I was fooling around with Google Trends the other day and uncovered a couple of developments in how interest in climate change has changed. Google Trends is a free tool often used by writers, marketers, and academics to show, when, where and how often a Google search is made. Graphs are generated which show the relative frequency that a search is made, Each search generates a new graph with the value of 100 at the time of the highest volume. All other smaller values are relative to the peak. It should also be mentioned that the search terms are language specific, meaning that terms are not translated into other languages—which would be awesome (if you’re a computer programmer, get on this ok?)
The first term I searched for was “climate change” (figure 1) which showed that worldwide googlers’ interest in climate change between 2004 and 2012. The first thing that surprised me was that there doesn’t seem to be a seasonal difference in either the global or US frequency of the term. I would have thought that hot summers increase interest, but in fact November 2010 was the peak time for the search. The second issue that surprised me was that even during the impact of the 2008 financial crisis interest in climate change remained high, but interest crashed considerably after the peak.
The maps below for the same Google search indicate that interest in “climate change” has changed considerably.

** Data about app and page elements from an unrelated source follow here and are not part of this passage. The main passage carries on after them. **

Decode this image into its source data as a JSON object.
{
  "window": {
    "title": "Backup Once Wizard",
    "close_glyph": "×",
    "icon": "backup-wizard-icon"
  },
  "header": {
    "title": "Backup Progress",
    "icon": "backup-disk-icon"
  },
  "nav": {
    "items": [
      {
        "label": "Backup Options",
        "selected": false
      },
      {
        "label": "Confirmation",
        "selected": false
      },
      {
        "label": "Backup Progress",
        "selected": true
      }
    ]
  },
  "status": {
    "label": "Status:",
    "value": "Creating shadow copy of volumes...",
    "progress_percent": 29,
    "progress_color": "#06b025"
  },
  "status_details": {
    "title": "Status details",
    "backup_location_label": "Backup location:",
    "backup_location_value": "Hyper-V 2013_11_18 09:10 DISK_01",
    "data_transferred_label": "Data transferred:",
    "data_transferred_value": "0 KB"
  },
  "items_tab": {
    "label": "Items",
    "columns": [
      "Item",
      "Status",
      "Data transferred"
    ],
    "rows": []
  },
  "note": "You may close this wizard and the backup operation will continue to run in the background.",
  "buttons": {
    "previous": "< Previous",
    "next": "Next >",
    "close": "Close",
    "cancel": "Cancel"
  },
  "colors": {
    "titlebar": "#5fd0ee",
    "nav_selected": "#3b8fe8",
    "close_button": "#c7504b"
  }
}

In 2004, interest in climate change mostly came from wealthy (English speaking) Western countries (figure 2), whereas more recently it’s internet users in the developing world, most notably in Africa and Southeast Asia which are feeling the impacts of global warming (figure 3) that are more likely to Google “climate change”. However it should be noted that, of course, there has been a larger expansion in Googlers in the developing world than the developed.

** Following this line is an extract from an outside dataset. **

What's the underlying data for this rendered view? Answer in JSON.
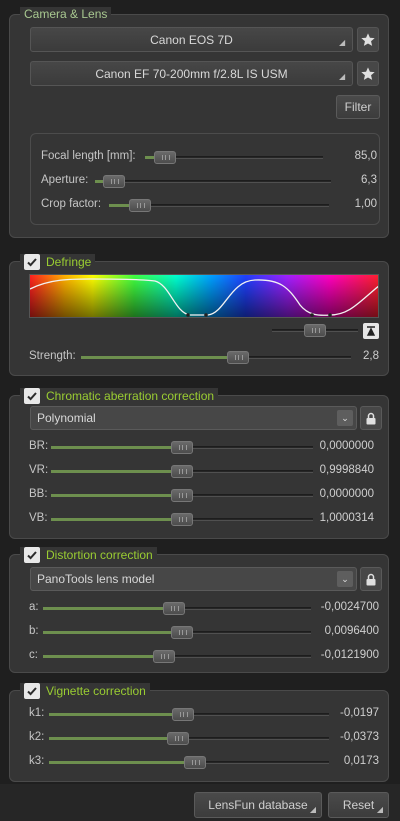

At the US national level there have been similar changes in geographical interest in climate change. Surprisingly, changes in the interest in climate change as measured by Google trends once mirrored the politics of those states with more Democratic leaning states having more interest, but this too has changed since 2004 as shown in following figures show. However, there is interest in climate change has occurred in heavily Republican states from Utah and Arizona in the west to the Carolinas in the South despite an increasingly climate change denying politics on the political right. Given the shifting interest in climate change will there be a similar change in the politics? We’ll see.